*TASK*. Set down the data again word for word. Skip any pictures.

Data excerpts:
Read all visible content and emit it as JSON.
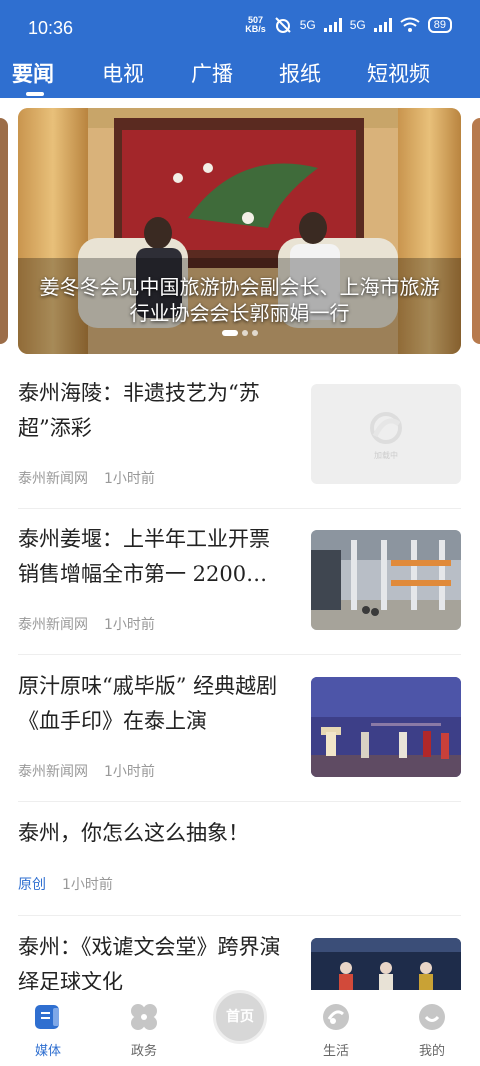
{
  "status_bar": {
    "time": "10:36",
    "speed_value": "507",
    "speed_unit": "KB/s",
    "sim1": "5G",
    "sim2": "5G",
    "battery": "89"
  },
  "tabs": [
    "要闻",
    "电视",
    "广播",
    "报纸",
    "短视频"
  ],
  "active_tab": "要闻",
  "carousel": {
    "caption": "姜冬冬会见中国旅游协会副会长、上海市旅游行业协会会长郭丽娟一行",
    "slide_count": 3,
    "active_index": 0,
    "placeholder_text": "加载中"
  },
  "articles": [
    {
      "title": "泰州海陵：非遗技艺为“苏超”添彩",
      "source": "泰州新闻网",
      "time": "1小时前",
      "thumbnail": "placeholder"
    },
    {
      "title": "泰州姜堰：上半年工业开票销售增幅全市第一 2200…",
      "source": "泰州新闻网",
      "time": "1小时前",
      "thumbnail": "factory"
    },
    {
      "title": "原汁原味“戚毕版” 经典越剧《血手印》在泰上演",
      "source": "泰州新闻网",
      "time": "1小时前",
      "thumbnail": "stage"
    },
    {
      "title": "泰州，你怎么这么抽象！",
      "source": "原创",
      "time": "1小时前",
      "thumbnail": null
    },
    {
      "title": "泰州：《戏谑文会堂》跨界演绎足球文化",
      "source": "",
      "time": "",
      "thumbnail": "opera"
    }
  ],
  "bottom_nav": {
    "items": [
      {
        "label": "媒体",
        "icon": "media-icon",
        "active": true
      },
      {
        "label": "政务",
        "icon": "government-icon",
        "active": false
      },
      {
        "label": "首页",
        "icon": "home-icon",
        "active": false
      },
      {
        "label": "生活",
        "icon": "life-icon",
        "active": false
      },
      {
        "label": "我的",
        "icon": "profile-icon",
        "active": false
      }
    ]
  },
  "colors": {
    "brand": "#2f6fd0",
    "text": "#222222",
    "meta": "#999999"
  }
}
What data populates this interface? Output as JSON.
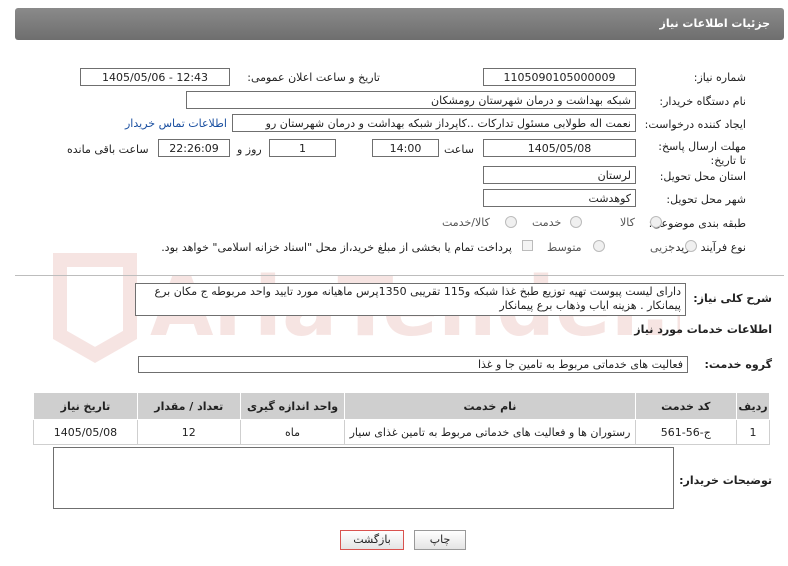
{
  "header": {
    "title": "جزئیات اطلاعات نیاز"
  },
  "fields": {
    "need_number_label": "شماره نیاز:",
    "need_number": "1105090105000009",
    "announce_label": "تاریخ و ساعت اعلان عمومی:",
    "announce_value": "1405/05/06 - 12:43",
    "buyer_org_label": "نام دستگاه خریدار:",
    "buyer_org": "شبکه بهداشت و درمان شهرستان رومشکان",
    "creator_label": "ایجاد کننده درخواست:",
    "creator": "نعمت اله طولابی مسئول تدارکات ..کاپرداز شبکه بهداشت و درمان شهرستان رو",
    "contact_link": "اطلاعات تماس خریدار",
    "deadline_label": "مهلت ارسال پاسخ: تا تاریخ:",
    "deadline_date": "1405/05/08",
    "time_label": "ساعت",
    "deadline_time": "14:00",
    "days_value": "1",
    "days_label": "روز و",
    "remaining_time": "22:26:09",
    "remaining_label": "ساعت باقی مانده",
    "province_label": "استان محل تحویل:",
    "province": "لرستان",
    "city_label": "شهر محل تحویل:",
    "city": "کوهدشت",
    "category_label": "طبقه بندی موضوعی:",
    "category_options": [
      "کالا",
      "خدمت",
      "کالا/خدمت"
    ],
    "process_label": "نوع فرآیند خرید :",
    "process_options": [
      "جزیی",
      "متوسط"
    ],
    "payment_note": "پرداخت تمام یا بخشی از مبلغ خرید،از محل \"اسناد خزانه اسلامی\" خواهد بود."
  },
  "description": {
    "label": "شرح کلی نیاز:",
    "text": "دارای لیست پیوست تهیه توزیع طبخ غذا شبکه  و115 تقریبی 1350پرس ماهیانه  مورد تایید واحد مربوطه ج مکان برع پیمانکار . هزینه ایاب وذهاب برع پیمانکار"
  },
  "services": {
    "section_title": "اطلاعات خدمات مورد نیاز",
    "group_label": "گروه خدمت:",
    "group_value": "فعالیت های خدماتی مربوط به تامین جا و غذا",
    "columns": [
      "ردیف",
      "کد خدمت",
      "نام خدمت",
      "واحد اندازه گیری",
      "تعداد / مقدار",
      "تاریخ نیاز"
    ],
    "rows": [
      [
        "1",
        "ج-56-561",
        "رستوران ها و فعالیت های خدماتی مربوط به تامین غذای سیار",
        "ماه",
        "12",
        "1405/05/08"
      ]
    ]
  },
  "buyer_notes": {
    "label": "توضیحات خریدار:",
    "value": ""
  },
  "buttons": {
    "print": "چاپ",
    "back": "بازگشت"
  },
  "watermark": {
    "text": "AriaTender.net"
  },
  "colors": {
    "header_bg": "#7c7c7c",
    "link": "#1a4fa0",
    "table_header": "#cfcfcf",
    "back_button_border": "#d9534f"
  }
}
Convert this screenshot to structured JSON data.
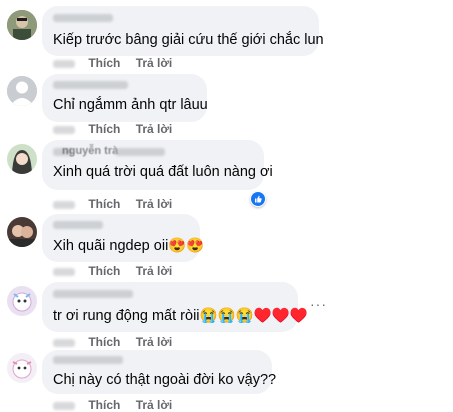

*WRITTEN SOLUTION*.
Read all visible content and emit it as JSON.
{
  "status_bar": {
    "time": "10:36",
    "speed_value": "507",
    "speed_unit": "KB/s",
    "sim1": "5G",
    "sim2": "5G",
    "battery": "89"
  },
  "tabs": [
    "要闻",
    "电视",
    "广播",
    "报纸",
    "短视频"
  ],
  "active_tab": "要闻",
  "carousel": {
    "caption": "姜冬冬会见中国旅游协会副会长、上海市旅游行业协会会长郭丽娟一行",
    "slide_count": 3,
    "active_index": 0,
    "placeholder_text": "加载中"
  },
  "articles": [
    {
      "title": "泰州海陵：非遗技艺为“苏超”添彩",
      "source": "泰州新闻网",
      "time": "1小时前",
      "thumbnail": "placeholder"
    },
    {
      "title": "泰州姜堰：上半年工业开票销售增幅全市第一 2200…",
      "source": "泰州新闻网",
      "time": "1小时前",
      "thumbnail": "factory"
    },
    {
      "title": "原汁原味“戚毕版” 经典越剧《血手印》在泰上演",
      "source": "泰州新闻网",
      "time": "1小时前",
      "thumbnail": "stage"
    },
    {
      "title": "泰州，你怎么这么抽象！",
      "source": "原创",
      "time": "1小时前",
      "thumbnail": null
    },
    {
      "title": "泰州：《戏谑文会堂》跨界演绎足球文化",
      "source": "",
      "time": "",
      "thumbnail": "opera"
    }
  ],
  "bottom_nav": {
    "items": [
      {
        "label": "媒体",
        "icon": "media-icon",
        "active": true
      },
      {
        "label": "政务",
        "icon": "government-icon",
        "active": false
      },
      {
        "label": "首页",
        "icon": "home-icon",
        "active": false
      },
      {
        "label": "生活",
        "icon": "life-icon",
        "active": false
      },
      {
        "label": "我的",
        "icon": "profile-icon",
        "active": false
      }
    ]
  },
  "colors": {
    "brand": "#2f6fd0",
    "text": "#222222",
    "meta": "#999999"
  }
}
What data populates this interface? Output as JSON.
{
  "header": {
    "title": "جزئیات اطلاعات نیاز"
  },
  "fields": {
    "need_number_label": "شماره نیاز:",
    "need_number": "1105090105000009",
    "announce_label": "تاریخ و ساعت اعلان عمومی:",
    "announce_value": "1405/05/06 - 12:43",
    "buyer_org_label": "نام دستگاه خریدار:",
    "buyer_org": "شبکه بهداشت و درمان شهرستان رومشکان",
    "creator_label": "ایجاد کننده درخواست:",
    "creator": "نعمت اله طولابی مسئول تدارکات ..کاپرداز شبکه بهداشت و درمان شهرستان رو",
    "contact_link": "اطلاعات تماس خریدار",
    "deadline_label": "مهلت ارسال پاسخ: تا تاریخ:",
    "deadline_date": "1405/05/08",
    "time_label": "ساعت",
    "deadline_time": "14:00",
    "days_value": "1",
    "days_label": "روز و",
    "remaining_time": "22:26:09",
    "remaining_label": "ساعت باقی مانده",
    "province_label": "استان محل تحویل:",
    "province": "لرستان",
    "city_label": "شهر محل تحویل:",
    "city": "کوهدشت",
    "category_label": "طبقه بندی موضوعی:",
    "category_options": [
      "کالا",
      "خدمت",
      "کالا/خدمت"
    ],
    "process_label": "نوع فرآیند خرید :",
    "process_options": [
      "جزیی",
      "متوسط"
    ],
    "payment_note": "پرداخت تمام یا بخشی از مبلغ خرید،از محل \"اسناد خزانه اسلامی\" خواهد بود."
  },
  "description": {
    "label": "شرح کلی نیاز:",
    "text": "دارای لیست پیوست تهیه توزیع طبخ غذا شبکه  و115 تقریبی 1350پرس ماهیانه  مورد تایید واحد مربوطه ج مکان برع پیمانکار . هزینه ایاب وذهاب برع پیمانکار"
  },
  "services": {
    "section_title": "اطلاعات خدمات مورد نیاز",
    "group_label": "گروه خدمت:",
    "group_value": "فعالیت های خدماتی مربوط به تامین جا و غذا",
    "columns": [
      "ردیف",
      "کد خدمت",
      "نام خدمت",
      "واحد اندازه گیری",
      "تعداد / مقدار",
      "تاریخ نیاز"
    ],
    "rows": [
      [
        "1",
        "ج-56-561",
        "رستوران ها و فعالیت های خدماتی مربوط به تامین غذای سیار",
        "ماه",
        "12",
        "1405/05/08"
      ]
    ]
  },
  "buyer_notes": {
    "label": "توضیحات خریدار:",
    "value": ""
  },
  "buttons": {
    "print": "چاپ",
    "back": "بازگشت"
  },
  "watermark": {
    "text": "AriaTender.net"
  },
  "colors": {
    "header_bg": "#7c7c7c",
    "link": "#1a4fa0",
    "table_header": "#cfcfcf",
    "back_button_border": "#d9534f"
  }
}
Convert this screenshot to structured JSON data.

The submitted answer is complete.